Party leaders in Britain are making a final push for votes ahead of council elections in England and Wales that will show how the ruling coalition is doing.
More than 2300 seats are at stake on Thursday in elections regarded as an important barometer of political opinion two years before a general election is expected.
The BBC's deputy political editor says senior members of the main party in the ruling coalition, the Conservatives, are preparing to lose 350 seats with much of its support going to the UK Independence Party, an anti-European group.
UKIP has increased its number of candidates in the elections and is targeting voters disillusioned with the big three parties at Westminster.
Prime Minister David Cameron urged voters to focus on which councils delivered the best value for money.
In 2006 he dismissed UKIP as "fruitcakes, loonies and closet racists".
That is a welcome part of the political debate," he told The World at One on BBC Radio on Wednesday.
"I welcome the scrutiny of other parties. That is only fair in a democracy.
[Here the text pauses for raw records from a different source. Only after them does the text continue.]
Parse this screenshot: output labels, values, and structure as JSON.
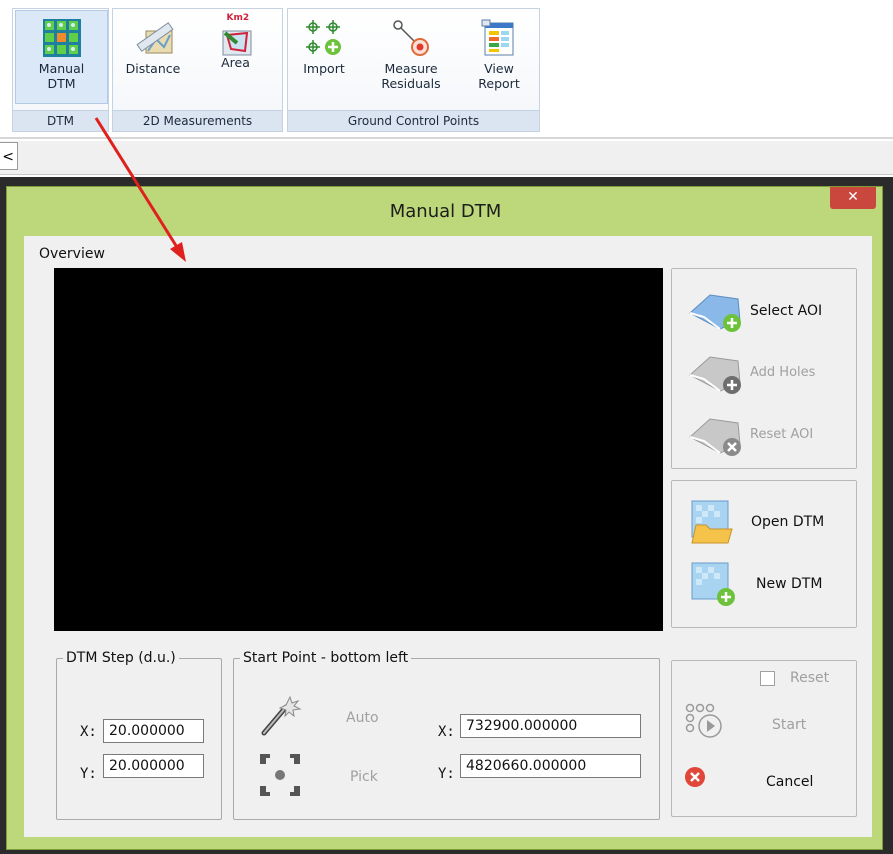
{
  "ribbon": {
    "groups": [
      {
        "caption": "DTM",
        "buttons": [
          {
            "label1": "Manual",
            "label2": "DTM",
            "icon": "manual-dtm-icon"
          }
        ]
      },
      {
        "caption": "2D Measurements",
        "buttons": [
          {
            "label1": "Distance",
            "label2": "",
            "icon": "distance-icon"
          },
          {
            "label1": "Area",
            "label2": "",
            "icon": "area-icon"
          }
        ]
      },
      {
        "caption": "Ground Control Points",
        "buttons": [
          {
            "label1": "Import",
            "label2": "",
            "icon": "import-gcp-icon"
          },
          {
            "label1": "Measure",
            "label2": "Residuals",
            "icon": "measure-residuals-icon"
          },
          {
            "label1": "View",
            "label2": "Report",
            "icon": "view-report-icon"
          }
        ]
      }
    ],
    "area_badge": "Km2"
  },
  "tabstub_text": "<",
  "dialog": {
    "title": "Manual DTM",
    "close": "✕",
    "overview_label": "Overview",
    "aoi_buttons": [
      {
        "label": "Select AOI",
        "enabled": true,
        "icon": "select-aoi-icon"
      },
      {
        "label": "Add Holes",
        "enabled": false,
        "icon": "add-holes-icon"
      },
      {
        "label": "Reset AOI",
        "enabled": false,
        "icon": "reset-aoi-icon"
      }
    ],
    "dtm_buttons": [
      {
        "label": "Open DTM",
        "icon": "open-dtm-icon"
      },
      {
        "label": "New DTM",
        "icon": "new-dtm-icon"
      }
    ],
    "dtm_step": {
      "legend": "DTM Step (d.u.)",
      "x_label": "X:",
      "x_value": "20.000000",
      "y_label": "Y:",
      "y_value": "20.000000"
    },
    "start_point": {
      "legend": "Start Point - bottom left",
      "auto_label": "Auto",
      "pick_label": "Pick",
      "x_label": "X:",
      "x_value": "732900.000000",
      "y_label": "Y:",
      "y_value": "4820660.000000"
    },
    "actions": {
      "reset_label": "Reset",
      "start_label": "Start",
      "cancel_label": "Cancel"
    }
  },
  "colors": {
    "dialog_frame": "#bcd87a",
    "close_button": "#c9473d",
    "annotation_arrow": "#e0201c",
    "overview_bg": "#000000"
  }
}
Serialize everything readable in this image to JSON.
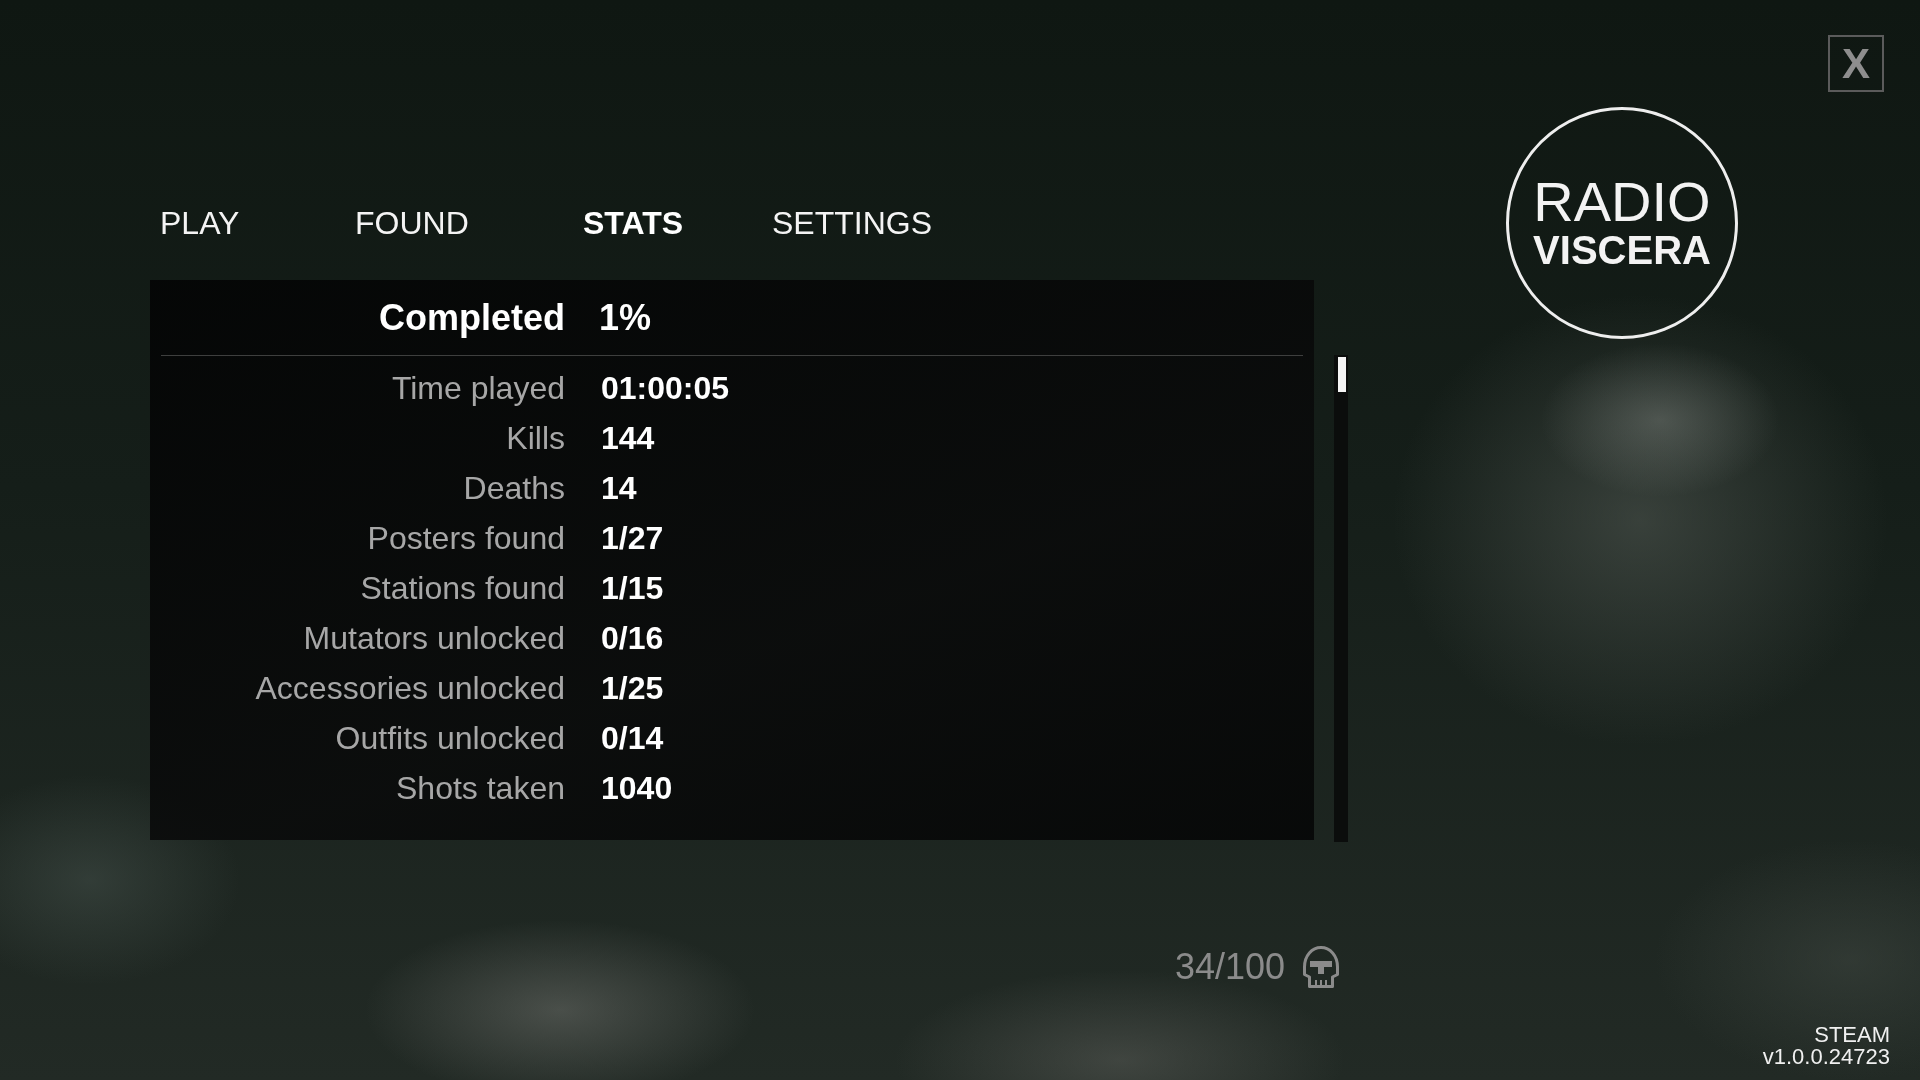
{
  "close_button": {
    "label": "X"
  },
  "logo": {
    "line_1": "RADIO",
    "line_2": "VISCERA"
  },
  "tabs": [
    {
      "label": "PLAY",
      "selected": false
    },
    {
      "label": "FOUND",
      "selected": false
    },
    {
      "label": "STATS",
      "selected": true
    },
    {
      "label": "SETTINGS",
      "selected": false
    }
  ],
  "stats": {
    "header": {
      "label": "Completed",
      "value": "1%"
    },
    "rows": [
      {
        "label": "Time played",
        "value": "01:00:05"
      },
      {
        "label": "Kills",
        "value": "144"
      },
      {
        "label": "Deaths",
        "value": "14"
      },
      {
        "label": "Posters found",
        "value": "1/27"
      },
      {
        "label": "Stations found",
        "value": "1/15"
      },
      {
        "label": "Mutators unlocked",
        "value": "0/16"
      },
      {
        "label": "Accessories unlocked",
        "value": "1/25"
      },
      {
        "label": "Outfits unlocked",
        "value": "0/14"
      },
      {
        "label": "Shots taken",
        "value": "1040"
      }
    ]
  },
  "collectibles": {
    "count": "34/100"
  },
  "footer": {
    "platform": "STEAM",
    "version": "v1.0.0.24723"
  }
}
Where they come up short, they have to explain themselves."
As well as council polls, a by-election will also be held for the Westminster seat of South Shields, while elections will also be held for mayors in Doncaster and North Tyneside.
Labour has declined to say how it expects to do on Thursday.